# Your goal
Where a picture shows up in the listing below, omit it and output the rest exactly.

::::

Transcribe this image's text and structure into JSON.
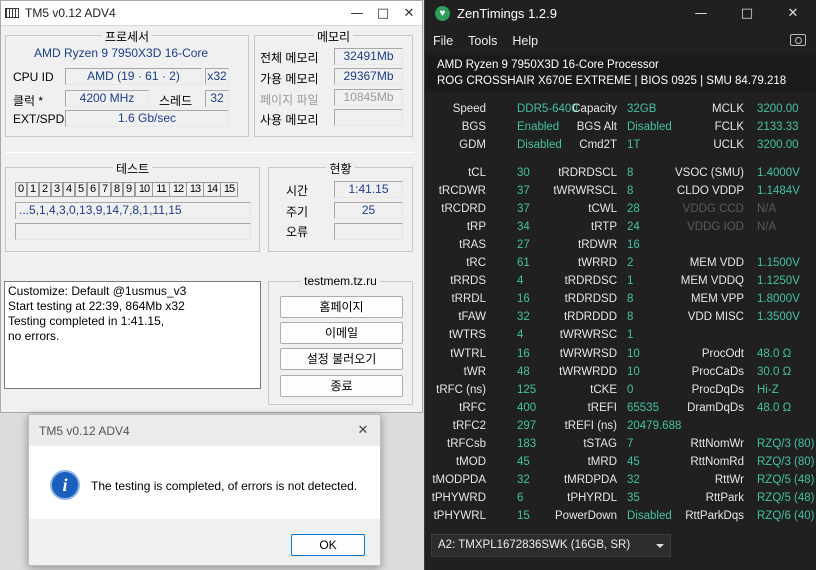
{
  "tm5": {
    "title": "TM5 v0.12 ADV4",
    "window_buttons": {
      "minimize": "—",
      "maximize": "□",
      "close": "✕"
    },
    "processor_header": "프로세서",
    "memory_header": "메모리",
    "cpu_name": "AMD Ryzen 9 7950X3D 16-Core",
    "cpu_id_label": "CPU ID",
    "cpu_id_value": "AMD  (19 · 61 · 2)",
    "cpu_arch": "x32",
    "clock_label": "클럭 *",
    "clock_value": "4200 MHz",
    "threads_label": "스레드",
    "threads_value": "32",
    "ext_spd_label": "EXT/SPD",
    "ext_spd_value": "1.6 Gb/sec",
    "total_mem_label": "전체 메모리",
    "total_mem_value": "32491Mb",
    "avail_mem_label": "가용 메모리",
    "avail_mem_value": "29367Mb",
    "page_file_label": "페이지 파일",
    "page_file_value": "10845Mb",
    "used_mem_label": "사용 메모리",
    "used_mem_value": "",
    "test_header": "테스트",
    "test_cells": [
      "0",
      "1",
      "2",
      "3",
      "4",
      "5",
      "6",
      "7",
      "8",
      "9",
      "10",
      "11",
      "12",
      "13",
      "14",
      "15"
    ],
    "test_sequence": "...5,1,4,3,0,13,9,14,7,8,1,11,15",
    "status_header": "현황",
    "time_label": "시간",
    "time_value": "1:41.15",
    "cycle_label": "주기",
    "cycle_value": "25",
    "error_label": "오류",
    "error_value": "",
    "log_lines": [
      "Customize: Default @1usmus_v3",
      "Start testing at 22:39, 864Mb x32",
      "Testing completed in 1:41.15,",
      "no errors."
    ],
    "site_header": "testmem.tz.ru",
    "buttons": {
      "homepage": "홈페이지",
      "email": "이메일",
      "load_settings": "설정 불러오기",
      "exit": "종료"
    }
  },
  "dialog": {
    "title": "TM5 v0.12 ADV4",
    "close": "✕",
    "icon": "info-icon",
    "message": "The testing is completed, of errors is not detected.",
    "ok": "OK"
  },
  "zen": {
    "title": "ZenTimings 1.2.9",
    "window_buttons": {
      "minimize": "—",
      "maximize": "□",
      "close": "✕"
    },
    "menu": [
      "File",
      "Tools",
      "Help"
    ],
    "cpu_line": "AMD Ryzen 9 7950X3D 16-Core Processor",
    "board_line": "ROG CROSSHAIR X670E EXTREME | BIOS 0925 | SMU 84.79.218",
    "colors": {
      "value": "#44c2a2",
      "background": "#202020",
      "dim": "#5a5a5a"
    },
    "group1": [
      [
        "Speed",
        "DDR5-6400",
        "Capacity",
        "32GB",
        "MCLK",
        "3200.00"
      ],
      [
        "BGS",
        "Enabled",
        "BGS Alt",
        "Disabled",
        "FCLK",
        "2133.33"
      ],
      [
        "GDM",
        "Disabled",
        "Cmd2T",
        "1T",
        "UCLK",
        "3200.00"
      ]
    ],
    "group2": [
      [
        "tCL",
        "30",
        "tRDRDSCL",
        "8",
        "VSOC (SMU)",
        "1.4000V"
      ],
      [
        "tRCDWR",
        "37",
        "tWRWRSCL",
        "8",
        "CLDO VDDP",
        "1.1484V"
      ],
      [
        "tRCDRD",
        "37",
        "tCWL",
        "28",
        "VDDG CCD",
        "N/A"
      ],
      [
        "tRP",
        "34",
        "tRTP",
        "24",
        "VDDG IOD",
        "N/A"
      ],
      [
        "tRAS",
        "27",
        "tRDWR",
        "16",
        "",
        ""
      ],
      [
        "tRC",
        "61",
        "tWRRD",
        "2",
        "MEM VDD",
        "1.1500V"
      ],
      [
        "tRRDS",
        "4",
        "tRDRDSC",
        "1",
        "MEM VDDQ",
        "1.1250V"
      ],
      [
        "tRRDL",
        "16",
        "tRDRDSD",
        "8",
        "MEM VPP",
        "1.8000V"
      ],
      [
        "tFAW",
        "32",
        "tRDRDDD",
        "8",
        "VDD MISC",
        "1.3500V"
      ],
      [
        "tWTRS",
        "4",
        "tWRWRSC",
        "1",
        "",
        ""
      ],
      [
        "tWTRL",
        "16",
        "tWRWRSD",
        "10",
        "ProcOdt",
        "48.0 Ω"
      ],
      [
        "tWR",
        "48",
        "tWRWRDD",
        "10",
        "ProcCaDs",
        "30.0 Ω"
      ],
      [
        "tRFC (ns)",
        "125",
        "tCKE",
        "0",
        "ProcDqDs",
        "Hi-Z"
      ],
      [
        "tRFC",
        "400",
        "tREFI",
        "65535",
        "DramDqDs",
        "48.0 Ω"
      ],
      [
        "tRFC2",
        "297",
        "tREFI (ns)",
        "20479.688",
        "",
        ""
      ],
      [
        "tRFCsb",
        "183",
        "tSTAG",
        "7",
        "RttNomWr",
        "RZQ/3 (80)"
      ],
      [
        "tMOD",
        "45",
        "tMRD",
        "45",
        "RttNomRd",
        "RZQ/3 (80)"
      ],
      [
        "tMODPDA",
        "32",
        "tMRDPDA",
        "32",
        "RttWr",
        "RZQ/5 (48)"
      ],
      [
        "tPHYWRD",
        "6",
        "tPHYRDL",
        "35",
        "RttPark",
        "RZQ/5 (48)"
      ],
      [
        "tPHYWRL",
        "15",
        "PowerDown",
        "Disabled",
        "RttParkDqs",
        "RZQ/6 (40)"
      ]
    ],
    "dimm_select": "A2: TMXPL1672836SWK (16GB, SR)"
  }
}
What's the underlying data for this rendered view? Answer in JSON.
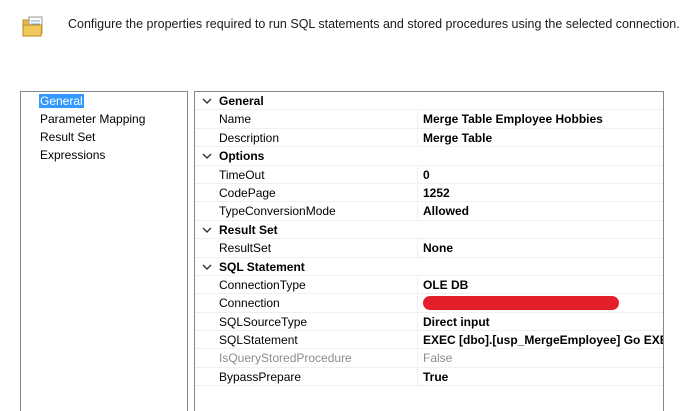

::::

# Solution for this task
Transcribe this image's text and structure into JSON.
{
  "tm5": {
    "title": "TM5 v0.12 ADV4",
    "window_buttons": {
      "minimize": "—",
      "maximize": "□",
      "close": "✕"
    },
    "processor_header": "프로세서",
    "memory_header": "메모리",
    "cpu_name": "AMD Ryzen 9 7950X3D 16-Core",
    "cpu_id_label": "CPU ID",
    "cpu_id_value": "AMD  (19 · 61 · 2)",
    "cpu_arch": "x32",
    "clock_label": "클럭 *",
    "clock_value": "4200 MHz",
    "threads_label": "스레드",
    "threads_value": "32",
    "ext_spd_label": "EXT/SPD",
    "ext_spd_value": "1.6 Gb/sec",
    "total_mem_label": "전체 메모리",
    "total_mem_value": "32491Mb",
    "avail_mem_label": "가용 메모리",
    "avail_mem_value": "29367Mb",
    "page_file_label": "페이지 파일",
    "page_file_value": "10845Mb",
    "used_mem_label": "사용 메모리",
    "used_mem_value": "",
    "test_header": "테스트",
    "test_cells": [
      "0",
      "1",
      "2",
      "3",
      "4",
      "5",
      "6",
      "7",
      "8",
      "9",
      "10",
      "11",
      "12",
      "13",
      "14",
      "15"
    ],
    "test_sequence": "...5,1,4,3,0,13,9,14,7,8,1,11,15",
    "status_header": "현황",
    "time_label": "시간",
    "time_value": "1:41.15",
    "cycle_label": "주기",
    "cycle_value": "25",
    "error_label": "오류",
    "error_value": "",
    "log_lines": [
      "Customize: Default @1usmus_v3",
      "Start testing at 22:39, 864Mb x32",
      "Testing completed in 1:41.15,",
      "no errors."
    ],
    "site_header": "testmem.tz.ru",
    "buttons": {
      "homepage": "홈페이지",
      "email": "이메일",
      "load_settings": "설정 불러오기",
      "exit": "종료"
    }
  },
  "dialog": {
    "title": "TM5 v0.12 ADV4",
    "close": "✕",
    "icon": "info-icon",
    "message": "The testing is completed, of errors is not detected.",
    "ok": "OK"
  },
  "zen": {
    "title": "ZenTimings 1.2.9",
    "window_buttons": {
      "minimize": "—",
      "maximize": "□",
      "close": "✕"
    },
    "menu": [
      "File",
      "Tools",
      "Help"
    ],
    "cpu_line": "AMD Ryzen 9 7950X3D 16-Core Processor",
    "board_line": "ROG CROSSHAIR X670E EXTREME | BIOS 0925 | SMU 84.79.218",
    "colors": {
      "value": "#44c2a2",
      "background": "#202020",
      "dim": "#5a5a5a"
    },
    "group1": [
      [
        "Speed",
        "DDR5-6400",
        "Capacity",
        "32GB",
        "MCLK",
        "3200.00"
      ],
      [
        "BGS",
        "Enabled",
        "BGS Alt",
        "Disabled",
        "FCLK",
        "2133.33"
      ],
      [
        "GDM",
        "Disabled",
        "Cmd2T",
        "1T",
        "UCLK",
        "3200.00"
      ]
    ],
    "group2": [
      [
        "tCL",
        "30",
        "tRDRDSCL",
        "8",
        "VSOC (SMU)",
        "1.4000V"
      ],
      [
        "tRCDWR",
        "37",
        "tWRWRSCL",
        "8",
        "CLDO VDDP",
        "1.1484V"
      ],
      [
        "tRCDRD",
        "37",
        "tCWL",
        "28",
        "VDDG CCD",
        "N/A"
      ],
      [
        "tRP",
        "34",
        "tRTP",
        "24",
        "VDDG IOD",
        "N/A"
      ],
      [
        "tRAS",
        "27",
        "tRDWR",
        "16",
        "",
        ""
      ],
      [
        "tRC",
        "61",
        "tWRRD",
        "2",
        "MEM VDD",
        "1.1500V"
      ],
      [
        "tRRDS",
        "4",
        "tRDRDSC",
        "1",
        "MEM VDDQ",
        "1.1250V"
      ],
      [
        "tRRDL",
        "16",
        "tRDRDSD",
        "8",
        "MEM VPP",
        "1.8000V"
      ],
      [
        "tFAW",
        "32",
        "tRDRDDD",
        "8",
        "VDD MISC",
        "1.3500V"
      ],
      [
        "tWTRS",
        "4",
        "tWRWRSC",
        "1",
        "",
        ""
      ],
      [
        "tWTRL",
        "16",
        "tWRWRSD",
        "10",
        "ProcOdt",
        "48.0 Ω"
      ],
      [
        "tWR",
        "48",
        "tWRWRDD",
        "10",
        "ProcCaDs",
        "30.0 Ω"
      ],
      [
        "tRFC (ns)",
        "125",
        "tCKE",
        "0",
        "ProcDqDs",
        "Hi-Z"
      ],
      [
        "tRFC",
        "400",
        "tREFI",
        "65535",
        "DramDqDs",
        "48.0 Ω"
      ],
      [
        "tRFC2",
        "297",
        "tREFI (ns)",
        "20479.688",
        "",
        ""
      ],
      [
        "tRFCsb",
        "183",
        "tSTAG",
        "7",
        "RttNomWr",
        "RZQ/3 (80)"
      ],
      [
        "tMOD",
        "45",
        "tMRD",
        "45",
        "RttNomRd",
        "RZQ/3 (80)"
      ],
      [
        "tMODPDA",
        "32",
        "tMRDPDA",
        "32",
        "RttWr",
        "RZQ/5 (48)"
      ],
      [
        "tPHYWRD",
        "6",
        "tPHYRDL",
        "35",
        "RttPark",
        "RZQ/5 (48)"
      ],
      [
        "tPHYWRL",
        "15",
        "PowerDown",
        "Disabled",
        "RttParkDqs",
        "RZQ/6 (40)"
      ]
    ],
    "dimm_select": "A2: TMXPL1672836SWK (16GB, SR)"
  }
}
What's the underlying data for this rendered view? Answer in JSON.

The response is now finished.